This is about an obscure movie as you can get. This 1981 Canadian film, directed by Claude Jutra, is an adaptation of Margaret Atwood’s second novel. Surfacing is one of my favorite books, certainly my favorite Atwood book. The film had a good sized budget for the time and place it was produced, $2,250,000. Unfortunately, the story didn’t translate well to film. The novel, about a group of campers on remote Canadian lake looking for one of the party’s missing father, is very psychological and difficult to capture in a dramatic fashion. It was interesting for me as a fan of the novel, but for someone watching it cold, it will likely be disappointing and quite dull.
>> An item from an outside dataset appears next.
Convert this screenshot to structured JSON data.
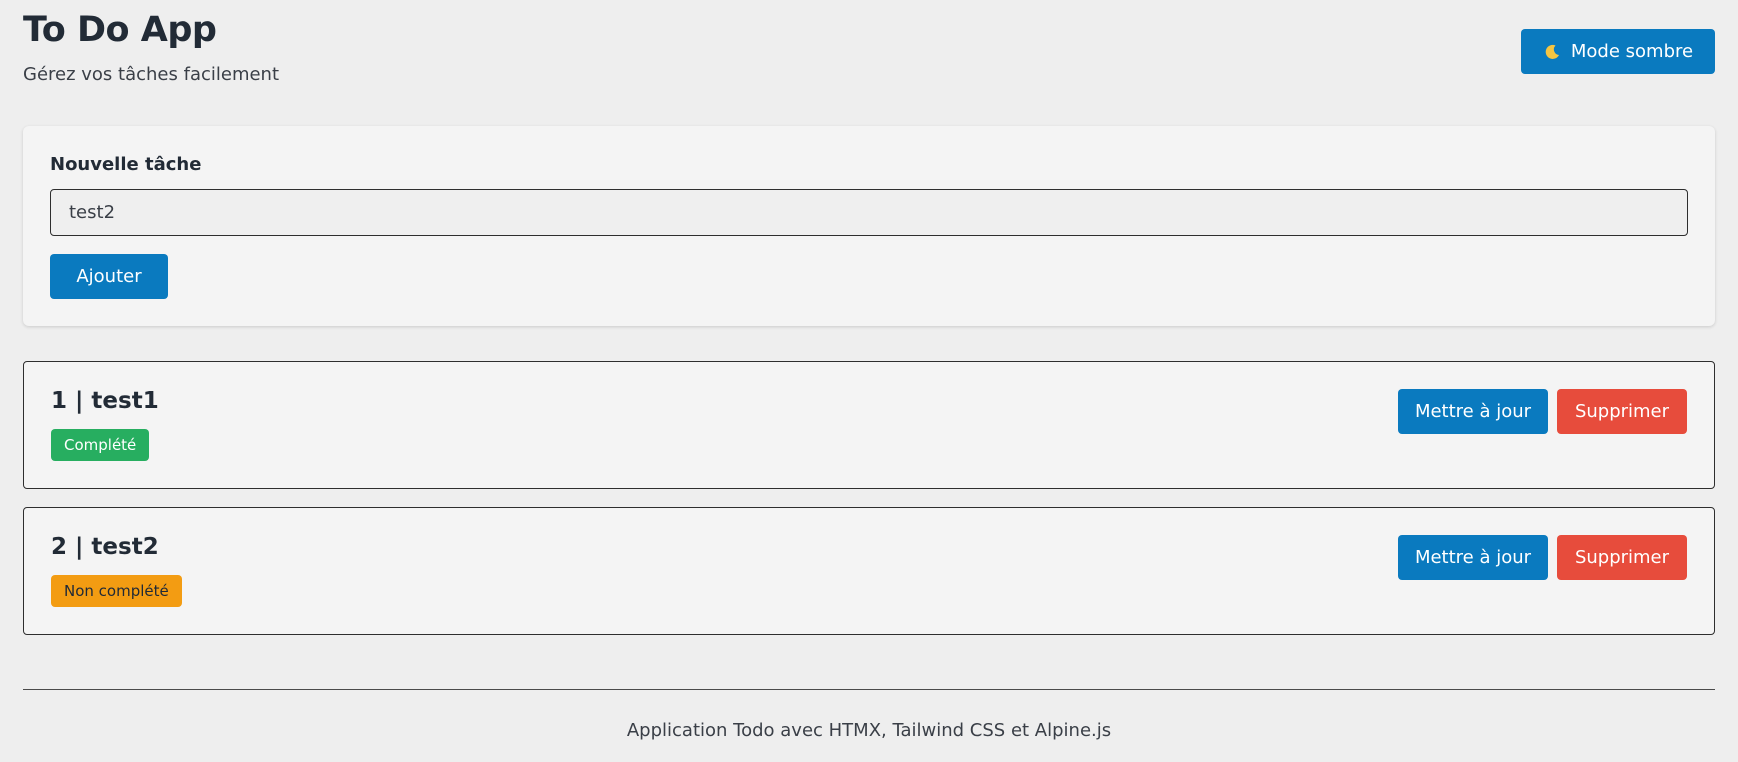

Of course, it is impossible to find, even more so than Joshua Then and Now. I saw it at my university’s library 7 years ago on a then 25 year old VHS tape (but I think they have manually copied it to a DVD since then); the only copy for sale is a VHS tape on Amazon…for $163.90 (try explaining that purchase to your wife). Don’t worry though, you really aren’t missing much. | Trailer (Cannot be found anywhere) | IMDB | VHS
The final six films in this category will be posted in the next couple days.